Distressing air pollution in Mumbai caused havoc on the health of people. Children are the main victims as hazardous chemicals affect their low immune system. “Alarming increase in air pollution attacks the respiratory system,  Moreover higher level of carbon monoxide directly hits the cardiovascular system and the entire respiratory tract, particularly among children,” says Dr R P Khubchandani, MD Director Pediatrics at Jaslok Hospital, Mumbai.

 According to studies conducted by the Central Pollution Control Board (CPCB), one in five adults and one in four children in the national capital suffered from upper respiratory diseases, and that these numbers were on an upward trend. Other metro and big cities with industrial clusters are facing the similar challenge. Kid’s health has become a major concern for all.

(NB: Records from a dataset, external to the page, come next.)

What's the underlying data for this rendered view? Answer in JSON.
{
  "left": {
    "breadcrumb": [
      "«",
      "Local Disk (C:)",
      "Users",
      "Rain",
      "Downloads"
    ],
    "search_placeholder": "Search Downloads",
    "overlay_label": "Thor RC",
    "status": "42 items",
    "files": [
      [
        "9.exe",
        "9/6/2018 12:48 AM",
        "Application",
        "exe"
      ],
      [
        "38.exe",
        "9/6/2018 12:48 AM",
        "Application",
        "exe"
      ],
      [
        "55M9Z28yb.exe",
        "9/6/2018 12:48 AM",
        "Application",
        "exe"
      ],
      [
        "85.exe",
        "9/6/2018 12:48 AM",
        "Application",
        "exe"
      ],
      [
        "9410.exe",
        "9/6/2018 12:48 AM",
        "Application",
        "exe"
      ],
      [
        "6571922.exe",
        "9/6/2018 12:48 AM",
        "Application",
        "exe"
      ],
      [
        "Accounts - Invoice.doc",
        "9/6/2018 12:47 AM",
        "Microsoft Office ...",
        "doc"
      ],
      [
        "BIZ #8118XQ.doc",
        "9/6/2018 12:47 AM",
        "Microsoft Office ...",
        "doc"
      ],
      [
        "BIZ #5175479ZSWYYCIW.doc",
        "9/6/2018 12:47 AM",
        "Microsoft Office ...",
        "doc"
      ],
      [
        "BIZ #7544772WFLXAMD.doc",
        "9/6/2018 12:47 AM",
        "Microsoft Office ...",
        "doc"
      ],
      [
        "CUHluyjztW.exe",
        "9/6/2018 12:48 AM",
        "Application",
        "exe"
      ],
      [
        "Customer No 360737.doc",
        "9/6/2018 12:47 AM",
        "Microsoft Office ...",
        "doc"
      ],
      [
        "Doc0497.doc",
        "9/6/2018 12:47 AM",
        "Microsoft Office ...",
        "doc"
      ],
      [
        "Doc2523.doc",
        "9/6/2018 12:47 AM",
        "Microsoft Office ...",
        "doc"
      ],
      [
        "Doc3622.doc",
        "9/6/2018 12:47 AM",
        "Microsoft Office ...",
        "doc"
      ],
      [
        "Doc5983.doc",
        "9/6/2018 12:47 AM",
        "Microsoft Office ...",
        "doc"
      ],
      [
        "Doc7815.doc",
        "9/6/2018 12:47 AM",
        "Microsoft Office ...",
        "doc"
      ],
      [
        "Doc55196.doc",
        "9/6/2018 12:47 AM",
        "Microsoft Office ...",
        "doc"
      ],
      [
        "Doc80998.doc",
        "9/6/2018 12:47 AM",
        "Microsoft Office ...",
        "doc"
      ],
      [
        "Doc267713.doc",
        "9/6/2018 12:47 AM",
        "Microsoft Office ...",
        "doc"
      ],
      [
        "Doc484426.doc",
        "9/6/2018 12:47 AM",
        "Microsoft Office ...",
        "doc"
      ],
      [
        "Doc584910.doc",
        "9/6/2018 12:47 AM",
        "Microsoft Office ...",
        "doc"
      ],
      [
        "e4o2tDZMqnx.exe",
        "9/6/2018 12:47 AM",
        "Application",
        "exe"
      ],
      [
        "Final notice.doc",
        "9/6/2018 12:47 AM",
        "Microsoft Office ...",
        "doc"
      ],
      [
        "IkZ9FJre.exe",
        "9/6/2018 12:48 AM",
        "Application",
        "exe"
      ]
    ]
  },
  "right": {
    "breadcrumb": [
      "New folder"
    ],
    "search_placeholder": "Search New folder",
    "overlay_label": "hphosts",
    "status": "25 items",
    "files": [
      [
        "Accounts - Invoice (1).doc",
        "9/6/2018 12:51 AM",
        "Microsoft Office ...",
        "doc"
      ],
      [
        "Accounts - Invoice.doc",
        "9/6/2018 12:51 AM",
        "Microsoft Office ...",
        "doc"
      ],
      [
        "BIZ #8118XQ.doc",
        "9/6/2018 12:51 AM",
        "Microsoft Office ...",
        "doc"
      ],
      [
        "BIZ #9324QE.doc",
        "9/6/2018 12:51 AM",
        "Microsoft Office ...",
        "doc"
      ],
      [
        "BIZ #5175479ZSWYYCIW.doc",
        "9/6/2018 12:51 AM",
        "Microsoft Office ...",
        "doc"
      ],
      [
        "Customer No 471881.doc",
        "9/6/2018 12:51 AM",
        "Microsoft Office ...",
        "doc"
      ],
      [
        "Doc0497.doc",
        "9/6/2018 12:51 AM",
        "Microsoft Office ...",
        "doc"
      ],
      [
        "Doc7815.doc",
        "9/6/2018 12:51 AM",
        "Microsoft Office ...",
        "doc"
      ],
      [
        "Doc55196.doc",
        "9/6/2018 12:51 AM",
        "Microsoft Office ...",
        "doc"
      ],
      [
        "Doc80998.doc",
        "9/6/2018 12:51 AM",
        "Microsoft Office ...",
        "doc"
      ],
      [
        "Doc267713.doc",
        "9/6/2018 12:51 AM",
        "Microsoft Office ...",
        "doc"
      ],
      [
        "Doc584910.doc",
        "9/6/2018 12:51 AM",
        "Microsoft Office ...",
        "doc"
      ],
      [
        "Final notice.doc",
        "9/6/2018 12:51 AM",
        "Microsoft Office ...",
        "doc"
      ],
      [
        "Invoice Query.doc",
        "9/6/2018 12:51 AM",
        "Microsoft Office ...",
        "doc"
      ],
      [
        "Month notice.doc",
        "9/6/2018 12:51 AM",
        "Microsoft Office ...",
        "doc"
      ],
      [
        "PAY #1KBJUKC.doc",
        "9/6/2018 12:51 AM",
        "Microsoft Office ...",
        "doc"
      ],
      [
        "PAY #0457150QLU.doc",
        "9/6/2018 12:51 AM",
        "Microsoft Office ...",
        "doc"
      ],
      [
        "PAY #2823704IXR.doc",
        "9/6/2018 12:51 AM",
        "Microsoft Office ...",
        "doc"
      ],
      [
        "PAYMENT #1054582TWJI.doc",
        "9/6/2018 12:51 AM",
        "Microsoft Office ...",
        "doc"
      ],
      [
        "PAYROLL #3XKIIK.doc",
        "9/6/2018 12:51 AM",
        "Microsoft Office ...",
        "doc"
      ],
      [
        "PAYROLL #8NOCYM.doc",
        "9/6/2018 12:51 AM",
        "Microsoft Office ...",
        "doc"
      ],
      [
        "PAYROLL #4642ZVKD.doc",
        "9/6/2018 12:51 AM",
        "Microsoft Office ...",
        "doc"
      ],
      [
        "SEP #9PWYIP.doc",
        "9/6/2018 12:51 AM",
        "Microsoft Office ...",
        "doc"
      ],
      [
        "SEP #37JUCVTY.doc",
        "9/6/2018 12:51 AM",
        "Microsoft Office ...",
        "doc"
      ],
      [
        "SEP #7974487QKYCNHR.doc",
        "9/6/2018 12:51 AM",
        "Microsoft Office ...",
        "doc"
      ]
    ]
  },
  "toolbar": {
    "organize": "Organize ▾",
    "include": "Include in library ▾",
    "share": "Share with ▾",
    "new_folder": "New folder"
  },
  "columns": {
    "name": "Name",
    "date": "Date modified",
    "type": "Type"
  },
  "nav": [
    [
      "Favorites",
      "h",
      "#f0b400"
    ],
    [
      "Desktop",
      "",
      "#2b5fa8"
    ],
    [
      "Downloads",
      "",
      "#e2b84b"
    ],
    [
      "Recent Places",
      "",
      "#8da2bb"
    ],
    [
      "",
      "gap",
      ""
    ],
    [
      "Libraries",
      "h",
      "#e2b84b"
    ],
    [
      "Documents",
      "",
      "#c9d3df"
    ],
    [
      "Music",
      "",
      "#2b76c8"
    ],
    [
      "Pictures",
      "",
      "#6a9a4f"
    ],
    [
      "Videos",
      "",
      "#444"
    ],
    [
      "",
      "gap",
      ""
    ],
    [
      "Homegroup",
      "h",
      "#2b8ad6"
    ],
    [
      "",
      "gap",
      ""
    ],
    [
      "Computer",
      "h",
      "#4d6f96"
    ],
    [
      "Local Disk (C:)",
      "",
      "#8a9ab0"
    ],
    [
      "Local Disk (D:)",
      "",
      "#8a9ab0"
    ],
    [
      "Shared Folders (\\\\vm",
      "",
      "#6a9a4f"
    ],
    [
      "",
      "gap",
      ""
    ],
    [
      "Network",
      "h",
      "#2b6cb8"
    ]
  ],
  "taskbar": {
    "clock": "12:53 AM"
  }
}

“Children who are not on inhalers and proper controller medications are worse affected due to such triggers. They tend to have increased night time symptoms in the form of cough and disturbed sleep which result in poor day time activity and school absenteeism. It increases the risk of emergency medical visits and hospitalisations and affects the quality of life of such children,” Dr Indu Khosla, Consultant Pediatrician and Respiratory Medicine specialist (MD Ped, RCPCH Fellow in Ped Pulmonology) from Cloudnine Hospital, Mumbai.

According to experts, India also needs to replace oral medication and accept inhalation therapy as a preferred form of medication to treat asthma.